Vitamin D deficiency has now become an epidemic worldwide, in both pediatric as well as in adult populations, as Obesity. Evidence suggests that there is a potential link between obesity and vitamin D deficiency among global populations particularly among children. The effects of vitamin D deficiency in childhood obesity appear to have negative influences on overall health in later life like- Diabetes Mellitus, Cystic fibrosis, chronic kidney diseases, Cancer etc.

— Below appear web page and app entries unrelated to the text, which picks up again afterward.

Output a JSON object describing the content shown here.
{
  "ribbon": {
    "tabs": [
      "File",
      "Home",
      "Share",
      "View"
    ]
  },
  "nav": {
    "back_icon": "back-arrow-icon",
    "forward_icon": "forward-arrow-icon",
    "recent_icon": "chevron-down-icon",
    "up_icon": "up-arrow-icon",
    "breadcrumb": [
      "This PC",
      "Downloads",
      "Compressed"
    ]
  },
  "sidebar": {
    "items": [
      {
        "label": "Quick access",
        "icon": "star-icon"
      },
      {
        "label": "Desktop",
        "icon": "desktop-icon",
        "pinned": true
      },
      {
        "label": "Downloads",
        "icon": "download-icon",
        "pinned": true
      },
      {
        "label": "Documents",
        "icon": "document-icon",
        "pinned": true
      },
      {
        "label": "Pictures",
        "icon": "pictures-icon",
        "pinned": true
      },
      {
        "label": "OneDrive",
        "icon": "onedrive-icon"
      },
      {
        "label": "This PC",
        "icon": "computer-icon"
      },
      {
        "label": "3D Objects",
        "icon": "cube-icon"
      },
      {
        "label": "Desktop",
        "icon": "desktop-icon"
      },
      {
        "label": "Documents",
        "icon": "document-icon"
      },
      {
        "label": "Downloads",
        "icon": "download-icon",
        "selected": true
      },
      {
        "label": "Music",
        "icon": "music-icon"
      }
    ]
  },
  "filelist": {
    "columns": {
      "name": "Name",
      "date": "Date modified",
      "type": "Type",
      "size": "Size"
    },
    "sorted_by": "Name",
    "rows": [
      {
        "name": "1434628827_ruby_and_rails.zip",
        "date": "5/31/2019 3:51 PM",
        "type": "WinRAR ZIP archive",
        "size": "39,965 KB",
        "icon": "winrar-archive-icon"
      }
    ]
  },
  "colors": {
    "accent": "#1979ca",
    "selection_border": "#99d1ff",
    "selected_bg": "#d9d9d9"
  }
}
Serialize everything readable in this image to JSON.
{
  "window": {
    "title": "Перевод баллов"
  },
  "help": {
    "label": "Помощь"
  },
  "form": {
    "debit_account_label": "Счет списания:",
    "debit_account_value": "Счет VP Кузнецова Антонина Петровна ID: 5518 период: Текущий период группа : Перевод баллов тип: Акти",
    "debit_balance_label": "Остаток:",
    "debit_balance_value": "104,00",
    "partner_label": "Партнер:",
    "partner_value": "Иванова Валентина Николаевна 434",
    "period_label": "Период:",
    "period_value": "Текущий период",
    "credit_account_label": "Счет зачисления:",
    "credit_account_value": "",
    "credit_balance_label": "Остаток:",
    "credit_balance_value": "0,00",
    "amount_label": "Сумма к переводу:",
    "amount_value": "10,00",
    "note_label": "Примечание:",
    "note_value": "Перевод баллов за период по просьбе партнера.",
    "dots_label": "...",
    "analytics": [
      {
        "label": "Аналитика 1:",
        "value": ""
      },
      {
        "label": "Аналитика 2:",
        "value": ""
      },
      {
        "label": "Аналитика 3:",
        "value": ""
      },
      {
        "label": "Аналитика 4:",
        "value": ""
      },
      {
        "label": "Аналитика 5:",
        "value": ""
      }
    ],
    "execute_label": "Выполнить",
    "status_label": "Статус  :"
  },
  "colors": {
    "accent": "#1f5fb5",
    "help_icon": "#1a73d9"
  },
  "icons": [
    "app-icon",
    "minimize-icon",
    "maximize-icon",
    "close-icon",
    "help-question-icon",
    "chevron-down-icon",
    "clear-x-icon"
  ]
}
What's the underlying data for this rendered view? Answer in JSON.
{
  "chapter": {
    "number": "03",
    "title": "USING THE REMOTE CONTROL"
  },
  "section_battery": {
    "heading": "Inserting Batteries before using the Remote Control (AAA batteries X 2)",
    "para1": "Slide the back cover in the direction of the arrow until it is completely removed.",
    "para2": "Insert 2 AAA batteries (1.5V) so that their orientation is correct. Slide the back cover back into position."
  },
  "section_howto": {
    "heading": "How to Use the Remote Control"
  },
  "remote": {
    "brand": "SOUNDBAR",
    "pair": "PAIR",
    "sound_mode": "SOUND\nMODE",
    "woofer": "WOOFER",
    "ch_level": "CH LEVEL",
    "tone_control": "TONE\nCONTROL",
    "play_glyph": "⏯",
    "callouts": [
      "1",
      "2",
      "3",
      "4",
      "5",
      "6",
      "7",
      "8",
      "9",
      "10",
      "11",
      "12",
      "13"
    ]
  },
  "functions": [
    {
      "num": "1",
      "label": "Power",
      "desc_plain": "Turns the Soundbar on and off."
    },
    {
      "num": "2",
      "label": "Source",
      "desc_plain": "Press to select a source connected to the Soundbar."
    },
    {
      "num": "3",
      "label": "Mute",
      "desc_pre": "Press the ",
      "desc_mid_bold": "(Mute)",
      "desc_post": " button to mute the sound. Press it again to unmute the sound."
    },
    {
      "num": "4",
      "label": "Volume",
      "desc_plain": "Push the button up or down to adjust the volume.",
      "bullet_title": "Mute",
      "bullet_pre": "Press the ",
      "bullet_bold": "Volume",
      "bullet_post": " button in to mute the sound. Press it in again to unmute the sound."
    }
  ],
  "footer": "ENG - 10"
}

The primary source of vitamin D is sunlight exposure, which has been limited or blocked extensively for many children over the past 20 years due to the association of skin cancer and ultraviolet rays. As obese children are usually sedentary, therefore less likely to play outdoors, their exposure to sunlight may be limited. In addition, unhealthy high caloric food might be low in mineral and vitamin content; both represent risk factors for developing vitamin D deficiency. Bioavailability of vitamin D in obese children might be low because of increased fat deposition. Interventions like vitamin D fortified milk, regular physical activity &maintaining healthy weight, limitations in the use of TV/ computer, oral vitamin D supplementation, exposure to sunlight in early hours of day, consumption of vitamin D rich foods; have also been suggested to improve vitamin D status. Adequate vitamin D supplementation and sensible sunlight exposure to achieve optimal vitamin D status are in the front line among the factors for prophylaxis program to combat this present global situation.